The course overview page is located at:

You may also be interested in the wiki pages for the Winter 2012 and Winter 2013 versions of this course.

This course is a curiosity-driven cross-layer introduction to the principles and design decisions reflected in modern commodity operating systems with a special focus on the Linux/x86 platform to ground the discussion in real technical detail.

The university calendar entry for CPSC457 describes the course as:

"An introduction to operating systems principles. Performance measurement; concurrent programs; the management of information, memory and processor resources. Prerequisite(s): Computer Science 319 or 331 and one of Computer Science 325 or Computer Engineering 369."

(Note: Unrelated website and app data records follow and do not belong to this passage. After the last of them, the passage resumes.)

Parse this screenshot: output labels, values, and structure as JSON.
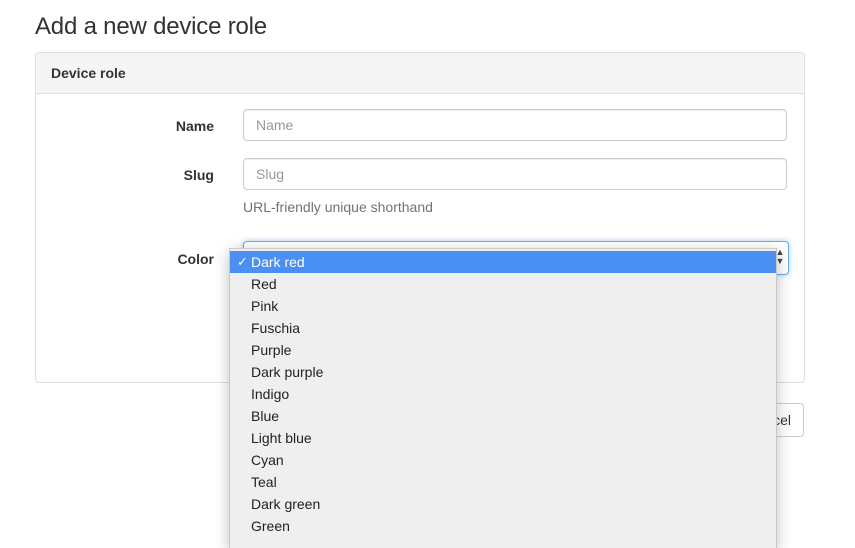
{
  "page": {
    "title": "Add a new device role"
  },
  "panel": {
    "heading": "Device role"
  },
  "form": {
    "name": {
      "label": "Name",
      "placeholder": "Name"
    },
    "slug": {
      "label": "Slug",
      "placeholder": "Slug",
      "help": "URL-friendly unique shorthand"
    },
    "color": {
      "label": "Color",
      "selected": "Dark red",
      "arrows_icon": "updown-arrows-icon"
    }
  },
  "dropdown": {
    "check_mark": "✓",
    "options": [
      "Dark red",
      "Red",
      "Pink",
      "Fuschia",
      "Purple",
      "Dark purple",
      "Indigo",
      "Blue",
      "Light blue",
      "Cyan",
      "Teal",
      "Dark green",
      "Green"
    ]
  },
  "buttons": {
    "cancel_label": "cel"
  },
  "colors": {
    "selected_bg": "#4a90f2",
    "focus_border": "#66afe9"
  }
}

How This Class is Taught

  • Curiosity - This class is driven by seemingly simple questions about what a computer system is in a practical sense. This is not an anatomy-style class where you memorize charts and pictures drawn by other people. It's a hands-on exploration of what makes digital hardware actually do interesting things for us.
  • Cross-layer - layers of abstraction become boundaries of competence. This class deliberately bridges the semantic gap to give multiple aspects of the same concept, component, or primitive.
  • Learning through failure modes - what we do to systems to break them (out of curiosity, ignorance, or malice) can teach us a great deal. Stretching and abusing a system's limits and normal modes of operation helps outline the boundaries of (in this case, OS) concepts more clearly.

Although this courses focuses on Linux, it is not about Linux per se; we simply demonstrate abstract OS concepts relative to a mature, real-world, and complex piece of software.

Announcements, Policies, and Metadata

This section includes the syllabus, textbooks, course policies, grading scheme, midterm and file exam policies, and submission instructions.


This term we will be using Piazza for class discussion. The system is highly catered to getting you help fast and efficiently from classmates, the TA, and myself. Rather than emailing questions to the teaching staff, I encourage you to post your questions on Piazza. If you have any problems or feedback for the developers, email

Find our class page at:


Homework Assignments:


This section enumerates the homework assignments.

Lecture Schedule

Please see the University Academic Calendar for important add/drop dates, holidays, etc.

Courses/Computer_Science/CPSC_457.F2013/Lecture Notes

This section contains the class session notes.

Tutorial Schedule

Here is the (tentative) schedule of tutorial topics.


Links & Miscellaneous Resources

Courses/Computer Science/CPSC 457.W2012/Links and Other Resources

kernel version we will use in this class: 2.6.32

CPSC LXR mirror for this kernel version:

Splitting your c457 virtual machine VDI image into 2GB chunks to fit onto your USB thumbdrive:


Random News and Links

Things We Won't Cover

  • A full consideration of multiprocessor architectures and machines (we only touch on this in the context of concurrency and synchronization)
  • Advanced I/O architectures and multimedia
  • cluster computing
  • other operating systems like *BSD, Windows, OS X, GNU Hurd, or Minix